To add to this, it is no coincidence much of the New Testament covers the existence of persecution.  I’ve personally found comfort in the Gospel of John, where Jesus speaks to His disciples directly on this subject, with empathy:

If the world hates you, you know that it hated Me before it hated you. If you were of the world, the world would love its own. Yet because you are not of the world, but I chose you out of the world, therefore the world hates you.  (John 15:18–19, NKJV)

I wish there were words to adequately describe John 17 – epic or poetic seem trite.  But here, too, in His last prayers before death, Jesus speaks of His followers:

I do not pray for these alone, but also for those who will believe in Me through their word; that they all may be one, as You, Father, are in Me, and I in You; that they also may be one in Us, that the world may believe that You sent Me. And the glory which You gave Me I have given them, that they may be one just as We are one: I in them, and You in Me; that they may be made perfect in one, and that the world may know that You have sent Me, and have loved them as You have loved Me.  (John 17:20–23, NKJV)

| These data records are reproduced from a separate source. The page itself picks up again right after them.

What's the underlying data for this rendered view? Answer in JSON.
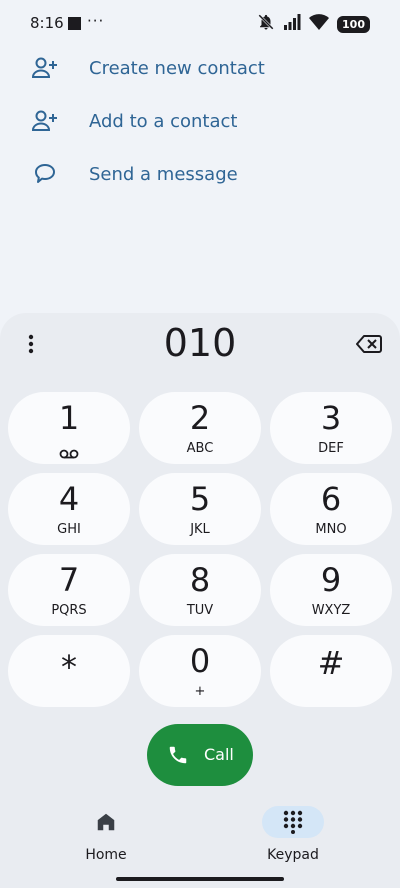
{
  "status": {
    "time": "8:16",
    "overflow": "···",
    "battery": "100",
    "icons": [
      "notifications-off-icon",
      "signal-icon",
      "wifi-icon",
      "battery-icon"
    ]
  },
  "actions": [
    {
      "label": "Create new contact",
      "icon": "person-add-icon"
    },
    {
      "label": "Add to a contact",
      "icon": "person-add-icon"
    },
    {
      "label": "Send a message",
      "icon": "message-icon"
    }
  ],
  "dialer": {
    "number": "010",
    "keys": [
      {
        "digit": "1",
        "letters": ""
      },
      {
        "digit": "2",
        "letters": "ABC"
      },
      {
        "digit": "3",
        "letters": "DEF"
      },
      {
        "digit": "4",
        "letters": "GHI"
      },
      {
        "digit": "5",
        "letters": "JKL"
      },
      {
        "digit": "6",
        "letters": "MNO"
      },
      {
        "digit": "7",
        "letters": "PQRS"
      },
      {
        "digit": "8",
        "letters": "TUV"
      },
      {
        "digit": "9",
        "letters": "WXYZ"
      },
      {
        "digit": "*",
        "letters": ""
      },
      {
        "digit": "0",
        "letters": "+"
      },
      {
        "digit": "#",
        "letters": ""
      }
    ],
    "call_label": "Call"
  },
  "nav": {
    "home": "Home",
    "keypad": "Keypad",
    "active": "keypad"
  },
  "colors": {
    "accent_text": "#2f6595",
    "call_green": "#1e8e3e",
    "nav_active_pill": "#d4e6f7"
  }
}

Suffering remains something of a mystery to me.  Through my own experiences, though – which, while personally crushing, were minute compared to those of others – I can affirm God was never absent.  If even small struggles matter to Him, how much more so the greater ones.